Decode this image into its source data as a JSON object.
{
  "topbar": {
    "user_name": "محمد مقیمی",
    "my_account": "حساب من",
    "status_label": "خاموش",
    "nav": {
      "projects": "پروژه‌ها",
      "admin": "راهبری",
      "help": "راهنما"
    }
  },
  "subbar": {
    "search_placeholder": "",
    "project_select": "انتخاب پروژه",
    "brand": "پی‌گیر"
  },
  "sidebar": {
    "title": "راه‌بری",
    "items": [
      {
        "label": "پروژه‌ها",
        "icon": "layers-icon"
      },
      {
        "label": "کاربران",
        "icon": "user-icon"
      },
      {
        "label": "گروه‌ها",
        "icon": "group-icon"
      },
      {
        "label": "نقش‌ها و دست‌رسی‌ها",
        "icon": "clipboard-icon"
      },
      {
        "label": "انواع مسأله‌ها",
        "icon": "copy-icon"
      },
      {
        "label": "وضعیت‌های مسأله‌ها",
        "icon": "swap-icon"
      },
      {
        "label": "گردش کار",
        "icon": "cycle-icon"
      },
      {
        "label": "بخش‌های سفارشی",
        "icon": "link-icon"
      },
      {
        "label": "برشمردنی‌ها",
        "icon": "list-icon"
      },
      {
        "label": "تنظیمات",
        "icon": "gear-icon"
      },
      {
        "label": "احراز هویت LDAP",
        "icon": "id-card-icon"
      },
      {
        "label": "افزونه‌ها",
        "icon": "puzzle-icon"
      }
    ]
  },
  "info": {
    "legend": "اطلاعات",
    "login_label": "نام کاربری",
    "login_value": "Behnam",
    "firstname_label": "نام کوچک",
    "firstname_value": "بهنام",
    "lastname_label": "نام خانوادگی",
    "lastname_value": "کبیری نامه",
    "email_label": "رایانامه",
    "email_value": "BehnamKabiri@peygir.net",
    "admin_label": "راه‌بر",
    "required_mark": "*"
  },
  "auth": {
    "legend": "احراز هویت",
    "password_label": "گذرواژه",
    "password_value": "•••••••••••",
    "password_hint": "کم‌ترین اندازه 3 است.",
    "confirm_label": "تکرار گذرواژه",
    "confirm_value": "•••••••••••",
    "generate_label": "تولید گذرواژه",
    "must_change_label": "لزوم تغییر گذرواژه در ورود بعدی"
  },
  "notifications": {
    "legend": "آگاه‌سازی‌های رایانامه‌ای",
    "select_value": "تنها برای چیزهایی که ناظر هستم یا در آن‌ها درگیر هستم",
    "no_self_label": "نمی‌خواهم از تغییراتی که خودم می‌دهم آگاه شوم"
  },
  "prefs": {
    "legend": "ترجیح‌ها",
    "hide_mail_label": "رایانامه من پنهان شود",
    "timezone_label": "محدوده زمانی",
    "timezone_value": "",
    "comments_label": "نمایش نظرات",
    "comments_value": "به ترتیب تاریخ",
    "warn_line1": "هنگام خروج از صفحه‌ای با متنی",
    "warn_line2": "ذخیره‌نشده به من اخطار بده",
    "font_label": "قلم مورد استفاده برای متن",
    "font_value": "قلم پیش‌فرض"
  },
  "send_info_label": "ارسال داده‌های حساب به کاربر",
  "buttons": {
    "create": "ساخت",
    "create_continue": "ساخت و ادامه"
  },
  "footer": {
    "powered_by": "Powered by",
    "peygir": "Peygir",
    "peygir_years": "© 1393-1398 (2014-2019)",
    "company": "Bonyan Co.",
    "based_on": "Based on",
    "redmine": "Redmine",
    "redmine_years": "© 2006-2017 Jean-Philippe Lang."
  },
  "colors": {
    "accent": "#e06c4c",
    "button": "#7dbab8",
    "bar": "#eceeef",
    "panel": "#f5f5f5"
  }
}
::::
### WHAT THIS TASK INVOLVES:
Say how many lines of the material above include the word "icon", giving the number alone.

### ANSWER TO THIS TASK:
12